Scan the records for the word "Product". Copy each line that includes it.

(Dataset rows for apps and sites)
____________________

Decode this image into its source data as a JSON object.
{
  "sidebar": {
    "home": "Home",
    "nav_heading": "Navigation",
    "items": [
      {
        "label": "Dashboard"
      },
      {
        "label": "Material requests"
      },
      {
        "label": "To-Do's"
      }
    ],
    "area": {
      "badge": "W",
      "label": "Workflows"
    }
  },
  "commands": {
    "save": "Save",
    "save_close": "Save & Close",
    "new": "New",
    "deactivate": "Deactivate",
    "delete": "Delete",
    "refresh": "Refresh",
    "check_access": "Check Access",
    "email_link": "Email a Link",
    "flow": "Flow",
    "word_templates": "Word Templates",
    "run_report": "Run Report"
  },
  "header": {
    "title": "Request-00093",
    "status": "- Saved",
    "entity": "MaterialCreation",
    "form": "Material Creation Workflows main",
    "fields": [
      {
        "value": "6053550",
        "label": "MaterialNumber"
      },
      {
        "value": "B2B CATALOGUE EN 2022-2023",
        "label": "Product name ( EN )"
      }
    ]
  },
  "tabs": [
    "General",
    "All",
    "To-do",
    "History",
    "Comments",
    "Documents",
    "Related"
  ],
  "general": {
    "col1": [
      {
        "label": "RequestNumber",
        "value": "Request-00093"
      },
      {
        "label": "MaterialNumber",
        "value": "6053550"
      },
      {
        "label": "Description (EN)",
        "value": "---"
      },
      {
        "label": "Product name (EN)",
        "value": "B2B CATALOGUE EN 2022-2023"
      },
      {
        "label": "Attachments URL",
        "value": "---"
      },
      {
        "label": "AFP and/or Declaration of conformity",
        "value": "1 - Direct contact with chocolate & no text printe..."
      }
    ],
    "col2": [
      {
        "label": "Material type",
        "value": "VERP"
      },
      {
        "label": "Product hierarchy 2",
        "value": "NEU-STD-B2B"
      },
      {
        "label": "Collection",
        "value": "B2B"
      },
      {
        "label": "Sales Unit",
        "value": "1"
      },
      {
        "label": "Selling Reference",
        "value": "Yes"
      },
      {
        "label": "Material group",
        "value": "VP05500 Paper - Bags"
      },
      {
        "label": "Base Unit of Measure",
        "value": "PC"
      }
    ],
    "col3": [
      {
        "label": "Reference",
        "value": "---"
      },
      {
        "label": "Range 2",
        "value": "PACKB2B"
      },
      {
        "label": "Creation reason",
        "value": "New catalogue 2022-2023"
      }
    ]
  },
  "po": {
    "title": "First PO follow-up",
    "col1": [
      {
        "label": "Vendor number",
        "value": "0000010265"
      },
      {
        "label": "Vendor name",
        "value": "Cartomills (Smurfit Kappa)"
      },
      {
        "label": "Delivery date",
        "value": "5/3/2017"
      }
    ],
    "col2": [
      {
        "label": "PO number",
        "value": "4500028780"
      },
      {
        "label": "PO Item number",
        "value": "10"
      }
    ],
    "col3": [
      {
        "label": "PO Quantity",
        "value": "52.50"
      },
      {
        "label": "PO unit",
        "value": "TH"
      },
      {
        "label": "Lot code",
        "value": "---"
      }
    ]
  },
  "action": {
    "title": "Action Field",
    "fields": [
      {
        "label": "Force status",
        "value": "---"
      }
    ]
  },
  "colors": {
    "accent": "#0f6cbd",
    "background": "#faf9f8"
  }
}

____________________

◆ THE ANSWER
        "label": "Product name ( EN )"
        "label": "Product name (EN)",
        "label": "Product hierarchy 2",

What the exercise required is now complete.